After we set off again we actually ended up back in snow. The route we were on to the Albanian border began to take us back up a mountain and into some very ugly-looking weather. A quick look at the map showed us an alternative route through the capital of Montenegro and to a different border crossing, so we turned around and drove back down the mountain. The new route took us through snow as well, but on a larger and more travelled road and, by chance, we found ourselves behind another snow plough which we followed for quite some time, until the bad weather had abated.
Eventually the snow was behind us and we drove the rest of the way to Albania through rain. These last portions of Montenegro were not attractive. It is not a rich country and all its beauty is of the natural kind rather than anything man-made. Though it was the Garden of Eden compared to what was coming next

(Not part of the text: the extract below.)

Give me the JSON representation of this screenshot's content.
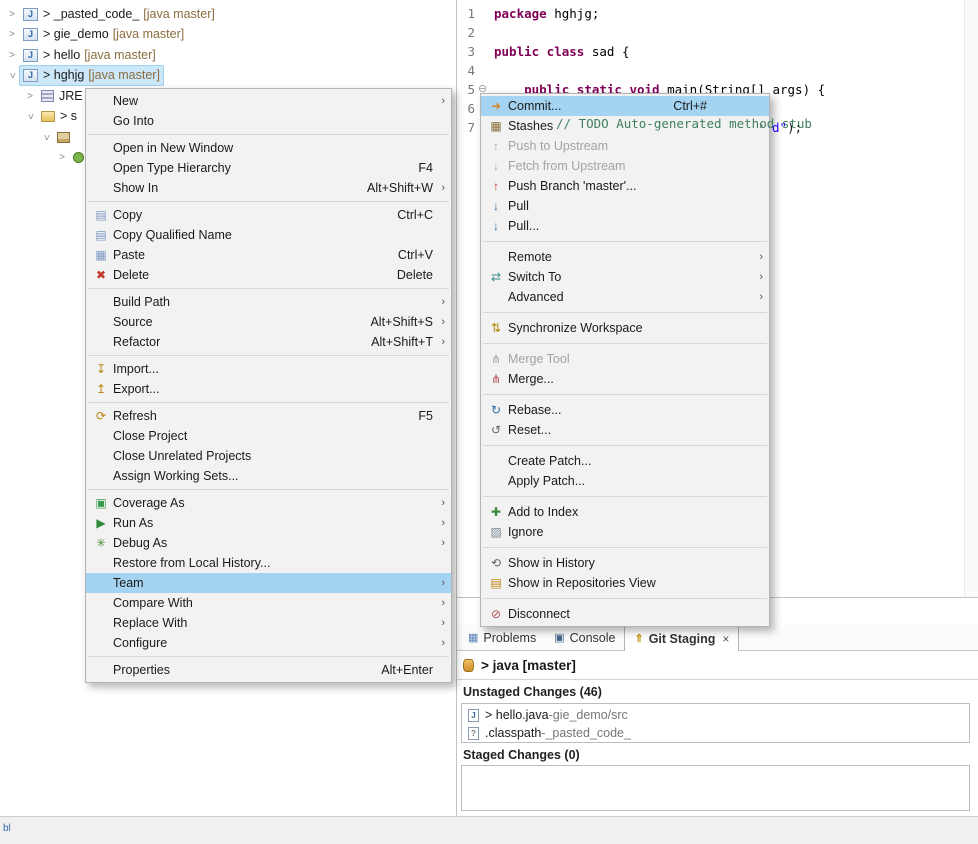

So back to the roads. We spent the first hour and a half driving at five miles an hour through the most diabolical roads we have ever encountered. Apparently the other border crossing, which the snow had blocked from us, would have led to much better roads. But not this one. A constant slalom between holes in an unpaved, muddy dirt track is what awaits new arrivals through this border crossing. Once we finally arrived at a paved road we soon saw for ourselves the other difficulty when driving in Albania. The drivers appear to have no fear of death whatsoever. We were constantly overtaken directly in front of oncoming traffic, or on blind bends, where I don’t understand how a collision could have been avoided had I not applied the brakes. And though the roads were now on the whole paved, this doesn’t mean they no longer had holes. The only difference now was that if we hit them we wouldn’t be going at five miles an hour and we would probably snap the van in two.
Happily we did not snap the van in two and a couple of hours later we arrived at our campsite, run by a Dutch couple and their three children who moved here a few years ago. I was greatly relieved to turn the engine off and contemplate all the different kinds of scary that the day’s driving had involved. Though in winter their restaurant is closed, that night the Dutch couple offered to cook us something anyway and we had a nice dinner in their little Albanian-styled dining room
We had decided to stay a second day, so we spent it at the campsite getting things done and relaxing a little. There was an intensely cold wind blowing during the day, so not much time was spent outside. The boys did play a little football though. That night the wind had really picked up and the sound of it blowing outside was eerie, as was the occasional shaking of the van. Which I assume was from the wind and not some crazed Albanian hill-dweller. Tomorrow we head for Macedonia where we will stay in a hotel for a couple of nights. I was unable to find a single open campsite and it is a country that does not look favourably upon wild camping. Plus we all felt like a nice hot shower and a warm bedroom.
(I should point out that we obviously have not been to any of the attractive sights Albania may have and should not dismiss it out of hand as a tourist destination. Apparently there is a nice lake somewhere up a mountain. Whether this is a mountain of trash is not clear. We didn't explore the southern half of the country or its lengthy Mediterranean coast and I don't imagine we'll be hurrying back any time soon. But it might be quite lovely.)